Assigned task ::
Repeat, exactly and alone, every line from the line that contains "Give me the" to the end of the entries.

── Data supplied ──

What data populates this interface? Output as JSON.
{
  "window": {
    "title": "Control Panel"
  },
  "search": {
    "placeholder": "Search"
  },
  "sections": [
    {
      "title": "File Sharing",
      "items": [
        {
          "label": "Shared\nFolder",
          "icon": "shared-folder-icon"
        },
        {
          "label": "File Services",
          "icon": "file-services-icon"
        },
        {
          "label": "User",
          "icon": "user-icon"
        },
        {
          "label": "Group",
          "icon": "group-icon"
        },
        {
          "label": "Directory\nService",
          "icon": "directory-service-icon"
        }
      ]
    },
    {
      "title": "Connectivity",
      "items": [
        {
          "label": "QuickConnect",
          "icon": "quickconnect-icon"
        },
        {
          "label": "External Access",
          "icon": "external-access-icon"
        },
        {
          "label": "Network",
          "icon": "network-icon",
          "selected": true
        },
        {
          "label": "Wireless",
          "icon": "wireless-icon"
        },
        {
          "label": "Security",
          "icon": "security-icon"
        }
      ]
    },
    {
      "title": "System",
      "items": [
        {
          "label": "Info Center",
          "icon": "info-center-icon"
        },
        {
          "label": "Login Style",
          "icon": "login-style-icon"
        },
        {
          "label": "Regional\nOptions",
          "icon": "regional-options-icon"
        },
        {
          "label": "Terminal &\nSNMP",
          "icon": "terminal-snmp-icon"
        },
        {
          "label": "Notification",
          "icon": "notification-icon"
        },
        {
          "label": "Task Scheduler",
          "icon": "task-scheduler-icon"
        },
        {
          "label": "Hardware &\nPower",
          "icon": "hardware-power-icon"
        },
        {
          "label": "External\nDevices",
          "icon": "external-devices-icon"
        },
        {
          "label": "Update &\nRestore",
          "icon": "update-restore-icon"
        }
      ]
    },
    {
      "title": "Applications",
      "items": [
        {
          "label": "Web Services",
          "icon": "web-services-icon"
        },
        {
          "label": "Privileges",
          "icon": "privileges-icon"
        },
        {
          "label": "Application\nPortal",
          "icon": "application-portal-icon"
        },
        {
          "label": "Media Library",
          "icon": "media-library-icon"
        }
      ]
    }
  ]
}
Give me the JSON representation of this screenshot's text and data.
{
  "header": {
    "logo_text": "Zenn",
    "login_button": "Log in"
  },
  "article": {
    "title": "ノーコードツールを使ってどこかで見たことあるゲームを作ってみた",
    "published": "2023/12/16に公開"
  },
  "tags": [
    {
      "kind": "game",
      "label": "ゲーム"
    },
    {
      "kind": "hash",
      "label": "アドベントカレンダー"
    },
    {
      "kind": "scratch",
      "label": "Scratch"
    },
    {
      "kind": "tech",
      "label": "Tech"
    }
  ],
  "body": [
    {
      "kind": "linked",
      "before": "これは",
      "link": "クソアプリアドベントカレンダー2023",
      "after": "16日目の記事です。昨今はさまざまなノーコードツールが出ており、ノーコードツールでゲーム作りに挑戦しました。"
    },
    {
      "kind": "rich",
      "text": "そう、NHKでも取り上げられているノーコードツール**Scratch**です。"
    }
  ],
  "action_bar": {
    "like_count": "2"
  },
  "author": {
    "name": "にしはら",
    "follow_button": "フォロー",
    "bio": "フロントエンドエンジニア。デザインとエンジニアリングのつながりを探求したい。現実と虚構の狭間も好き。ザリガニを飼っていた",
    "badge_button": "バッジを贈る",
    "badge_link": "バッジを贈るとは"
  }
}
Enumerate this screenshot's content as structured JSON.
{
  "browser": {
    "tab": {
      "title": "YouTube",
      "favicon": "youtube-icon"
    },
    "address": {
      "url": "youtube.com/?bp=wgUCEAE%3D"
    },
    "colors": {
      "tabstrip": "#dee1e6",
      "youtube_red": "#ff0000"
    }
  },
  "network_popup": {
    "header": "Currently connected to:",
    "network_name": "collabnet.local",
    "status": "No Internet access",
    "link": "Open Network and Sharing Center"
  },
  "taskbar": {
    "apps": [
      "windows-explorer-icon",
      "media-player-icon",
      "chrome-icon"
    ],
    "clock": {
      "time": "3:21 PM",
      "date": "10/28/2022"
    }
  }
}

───

Problem solution ::
Give me the JSON representation of this screenshot's text and data.
{
  "header": {
    "logo_text": "Zenn",
    "login_button": "Log in"
  },
  "article": {
    "title": "ノーコードツールを使ってどこかで見たことあるゲームを作ってみた",
    "published": "2023/12/16に公開"
  },
  "tags": [
    {
      "kind": "game",
      "label": "ゲーム"
    },
    {
      "kind": "hash",
      "label": "アドベントカレンダー"
    },
    {
      "kind": "scratch",
      "label": "Scratch"
    },
    {
      "kind": "tech",
      "label": "Tech"
    }
  ],
  "body": [
    {
      "kind": "linked",
      "before": "これは",
      "link": "クソアプリアドベントカレンダー2023",
      "after": "16日目の記事です。昨今はさまざまなノーコードツールが出ており、ノーコードツールでゲーム作りに挑戦しました。"
    },
    {
      "kind": "rich",
      "text": "そう、NHKでも取り上げられているノーコードツール**Scratch**です。"
    }
  ],
  "action_bar": {
    "like_count": "2"
  },
  "author": {
    "name": "にしはら",
    "follow_button": "フォロー",
    "bio": "フロントエンドエンジニア。デザインとエンジニアリングのつながりを探求したい。現実と虚構の狭間も好き。ザリガニを飼っていた",
    "badge_button": "バッジを贈る",
    "badge_link": "バッジを贈るとは"
  }
}
Enumerate this screenshot's content as structured JSON.
{
  "browser": {
    "tab": {
      "title": "YouTube",
      "favicon": "youtube-icon"
    },
    "address": {
      "url": "youtube.com/?bp=wgUCEAE%3D"
    },
    "colors": {
      "tabstrip": "#dee1e6",
      "youtube_red": "#ff0000"
    }
  },
  "network_popup": {
    "header": "Currently connected to:",
    "network_name": "collabnet.local",
    "status": "No Internet access",
    "link": "Open Network and Sharing Center"
  },
  "taskbar": {
    "apps": [
      "windows-explorer-icon",
      "media-player-icon",
      "chrome-icon"
    ],
    "clock": {
      "time": "3:21 PM",
      "date": "10/28/2022"
    }
  }
}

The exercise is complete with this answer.